    Parents should be careful not to normalize or dismiss harassment. “Street harassment may be common, but that doesn’t mean it’s okay,” notes Dr. Dowd: “If something happens, make sure your daughter understands that it’s not her job to grin and bear it. Parents can help by talking openly about street harassment and working together with girls to come up with a plan for how they’ll react if it happens. Some ideas could include:

    • Asking another woman or a family to walk with her until she’s out of range. “These guys are yelling at me and making me feel uncomfortable. Could I walk with you to the end of the block?”
    • Calling a friend or family member and staying on the phone until she feels safe.
    • Going into a store or restaurant.
    • Crossing the street.
    • Taking a picture of the harasser with her phone.
    • Calling the behavior out, if she feels safe responding in the situation, for example: “That’s disgusting and it makes me feel really bad.” “Actually, women hate this!”, “Would you talk to your own daughter like that?”
  • The dad dilemma

    While most moms are likely no strangers to unwanted attention, the learning curve may be steeper for dads.

    “Culturally, men just don’t get the same messages as women,” says Dr. Dowd. “They’re less likely to have experienced the scary side of unwanted attention, and for a lot of them, hassling or hitting on women might even be something they thought was just fun, or complimentary in the past.”

    The reality, she says, is that for a lot of fathers, having a daughter may be the first time they find themselves having to imagine what these experiences are like for women. If dads find themselves struggling to understand why unwanted attention can be so upsetting, they can start by asking the women in their lives if they’d be willing share their own experiences of sexual harassment or unwanted attention.

  • Staying safe

    As girls get older, it’s important to talk honestly about staying safe when they’re hanging out with their friends. Some common sense ground rules include:

    • Avoiding alcohol and drugs.
    • If she’s going to a party or concert, attending with a group of friends, and making an agreement to watch out for one another.
    • Making sure her phone is on and charged, in case she needs to call for a ride or ask for help.
    • Not accepting rides from strangers, even ones her own age.
    • If someone is making her feel unsafe, make a scene: Get loud, and get out. Do whatever it takes to get away from the person and keep yelling until someone comes to help.
  • Be supportive

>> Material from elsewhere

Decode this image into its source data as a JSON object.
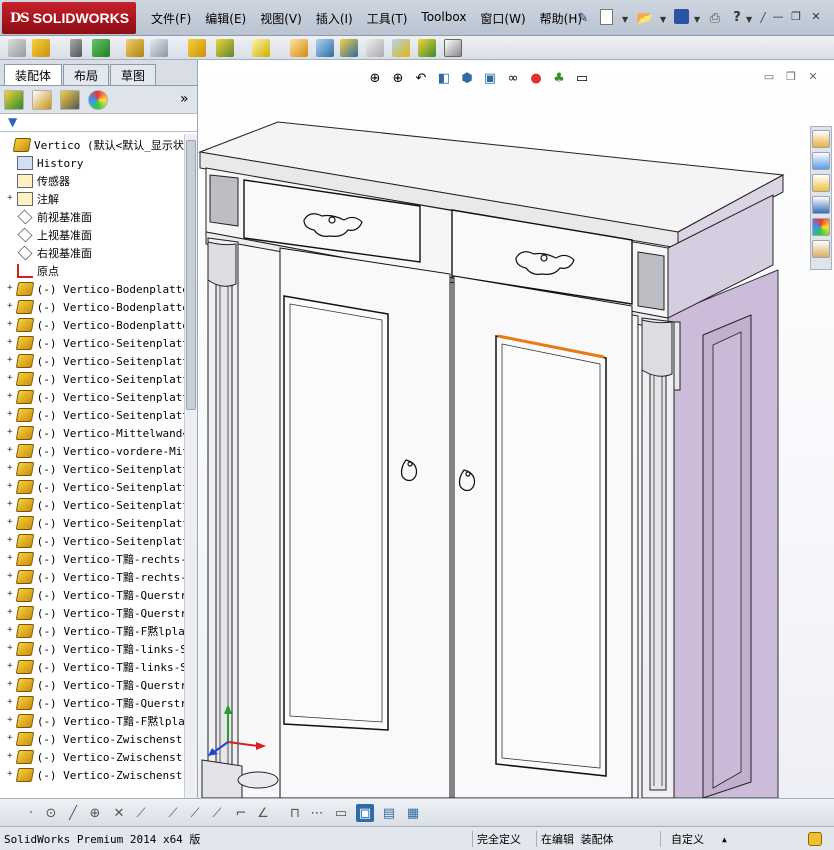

    If something does happen — whether it’s a boy who won’t take no for an answer, a pushy friend or a stranger making lewd comments in the street — let your daughter know you have her back, even if she’s not ready to talk about it right away. “Let your daughter know that it’s okay not to feel okay,” says Dr. Dowd. “It’s common to have residual feelings about being harassed, and sometimes it takes a little while for the feeling to set in.” When she is ready to talk, take her seriously and make it clear that you love and support her, no matter what.